4. Eliminating Toxins
Sigh… those toxins again! Your body has built-in mechanisms to clear toxins. It dedicates one of the largest organs to of the body to that cause. What would your liver do otherwise? Sorry, but juicing is not going to clear toxins from your body – whatever those vague toxins may be.
We have yet to see any scientific proof that blending your vegetables in any way increases toxin clearance. As for the laxatives and diuretics sometimes recommended, they are not going to be effective at reducing toxins either. Any toxins in your gastrointestinal tract will likely be absorbed and stored in your fat cells. Diuretics won’t help. If you really want to minimize toxins consider your food choices and eat low mercury fish, avoid BPA and choose pesticide-free produce.
No Baloney’s advice? A smoothie once in a while can be a healthy choice. They can provide great recovery nutrition for athletes (check out some of Kristin’s recovery smoothie recipes) and quick and nutritious options if you are on the run. Moderation is key though.
A diet based purely on juice is not going to be healthy no matter how much kale you add! Juice cleanses resulting in excessive intakes could be down right dangerous – as seen in this case study where they caused kidney failure (4). Not to mention they are expensive.

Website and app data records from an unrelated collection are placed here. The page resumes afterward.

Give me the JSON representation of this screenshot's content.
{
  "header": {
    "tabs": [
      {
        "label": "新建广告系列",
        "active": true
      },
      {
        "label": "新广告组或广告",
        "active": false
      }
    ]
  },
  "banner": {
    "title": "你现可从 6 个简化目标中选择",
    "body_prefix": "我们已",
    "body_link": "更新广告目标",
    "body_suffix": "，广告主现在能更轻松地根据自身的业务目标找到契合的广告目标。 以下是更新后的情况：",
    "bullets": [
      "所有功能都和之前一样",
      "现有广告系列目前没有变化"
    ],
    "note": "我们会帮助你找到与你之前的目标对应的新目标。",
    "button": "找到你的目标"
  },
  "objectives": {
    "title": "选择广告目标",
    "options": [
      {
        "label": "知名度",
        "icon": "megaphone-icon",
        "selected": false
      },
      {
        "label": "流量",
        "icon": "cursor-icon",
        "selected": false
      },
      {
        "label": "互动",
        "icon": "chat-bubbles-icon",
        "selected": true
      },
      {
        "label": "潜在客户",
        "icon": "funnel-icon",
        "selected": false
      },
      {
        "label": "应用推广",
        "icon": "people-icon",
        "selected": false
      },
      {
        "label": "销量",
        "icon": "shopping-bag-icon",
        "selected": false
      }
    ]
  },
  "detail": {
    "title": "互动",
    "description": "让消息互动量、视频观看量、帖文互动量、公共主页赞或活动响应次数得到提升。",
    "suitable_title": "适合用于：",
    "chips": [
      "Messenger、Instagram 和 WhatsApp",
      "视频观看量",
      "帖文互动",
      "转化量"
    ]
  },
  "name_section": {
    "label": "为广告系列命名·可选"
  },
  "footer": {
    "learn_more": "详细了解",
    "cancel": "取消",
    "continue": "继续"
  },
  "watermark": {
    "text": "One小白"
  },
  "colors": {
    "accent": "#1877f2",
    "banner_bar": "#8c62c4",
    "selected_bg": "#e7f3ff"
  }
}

They may also promote an unhealthy attitude towards whole foods and disordered eating as one reporter suggests.